Cox has only raised $250, but still has $191,000 from previous fundraising efforts. Cox, who has two opponents, unemployed imaging technician Howard Johnson and retired real estate broker Petra Barajas, said he plans to begin raising campaign funding in September.
The supervisors, who have all served together since 1995, said they can’t assume they’ll run unopposed. Fundraising — with or without opponents — is an important tool to reach constituents, they said.
“It’s important to me to be able to communicate to the voters of the second district not only what we’ve accomplished but what we’re planning to do for the future,” Jacob said. “The only way you can do that is to have money to get the word out to people.”
The supervisors’ coffers have benefited from a lack of opposition in previous elections. The trio had no serious challengers in 2004 and cruised to reelection, allowing them to hold onto money raised then.
The money works to their advantage. It’s expensive for opponents to canvass districts that often represent about as much sprawling territory as congressional seats. With many voters unfamiliar with the 17,000-employee county government, the race for supervisor can be lost amid more high-profile races.
Though it may seem unimportant to raise money for a campaign without opponents, some say it makes sense for donors to give. Contributors have the assurance of knowing they’re supporting a candidate who will win — and who can help them out while in office.
“Part of it is, frankly, that there’s a sense among people who follow county government that they’ve done a good job and they’re going to get reelected,” said Tom Shepard, a political consultant who has represented all five supervisors. “That’s a powerful motivation for a contribution.”
The donations, which are limited to $500 a person, give everyone from developers to arts groups audiences with the supervisors at fundraising events.
“They raise a lot of money whether they have a challenger or not because so many people come to them for support or money,” said Art Castanares, a local political consultant. “It doesn’t depend on whether they have competition or not.”
The races have not always been non-contentious. Larry Remer, a political consultant, said elections were tougher and tighter in the 1970s when growth was primarily occurring in the county’s unincorporated areas. The Board of Supervisors had a higher profile then, Remer said, until those unincorporated places became cities such as Poway and Santee. The trend has pushed controversies about growth into city elections, Remer said.
“None of them are vulnerable,” Remer said. “They’re incumbents, they haven’t done anything wrong in the eyes of the public, they’re not being held accountable for any governmental mess. And they’re well-ensconced.”
Don’t tell that to Petra Barajas, who earned 17 percent of the vote when running against Cox in 2004. The retired real estate broker has unsuccessfully run four times for Chula Vista mayor, once for the House of Representatives and once for the state Assembly.

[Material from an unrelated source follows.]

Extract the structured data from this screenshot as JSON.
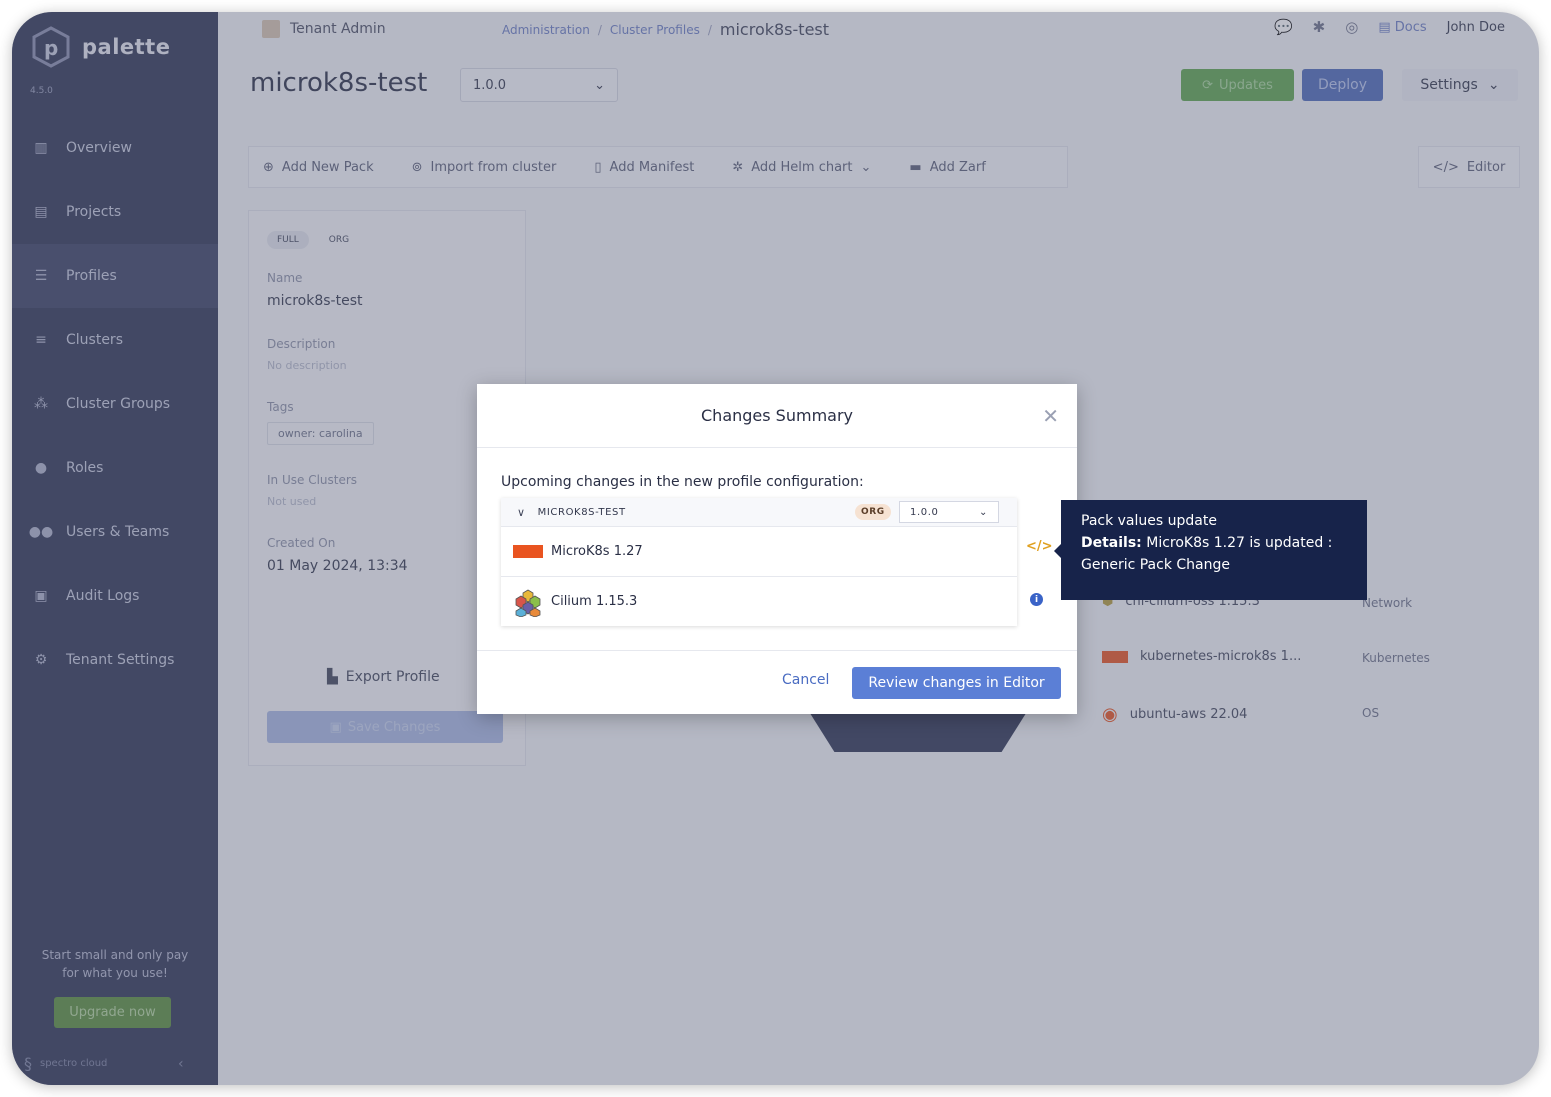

She has not raised any funds yet, though she said she planned to use leftover campaign fliers from a previous race. Both she and Howard Johnson, an unemployed imaging technician who lives in southern San Diego and who once worked for San Diego County, said they wanted to offer voters another choice besides the incumbent Cox.
“We all have to participate in the government, in the legacy our forefathers left us,” Barajas said. “A government for the people, by the people and of the people.”
Johnson said he had few issues he wanted to raise, but felt encouraged that he’d earned 45,000 votes running last year against County Assessor/Recorder/Clerk Greg Smith. (Smith won with 88 percent of the votes.)
“They all vote the same and bring up the same issues and everything goes just like they want it to go,” Johnson said. “I want to throw a rock in there. We need change.”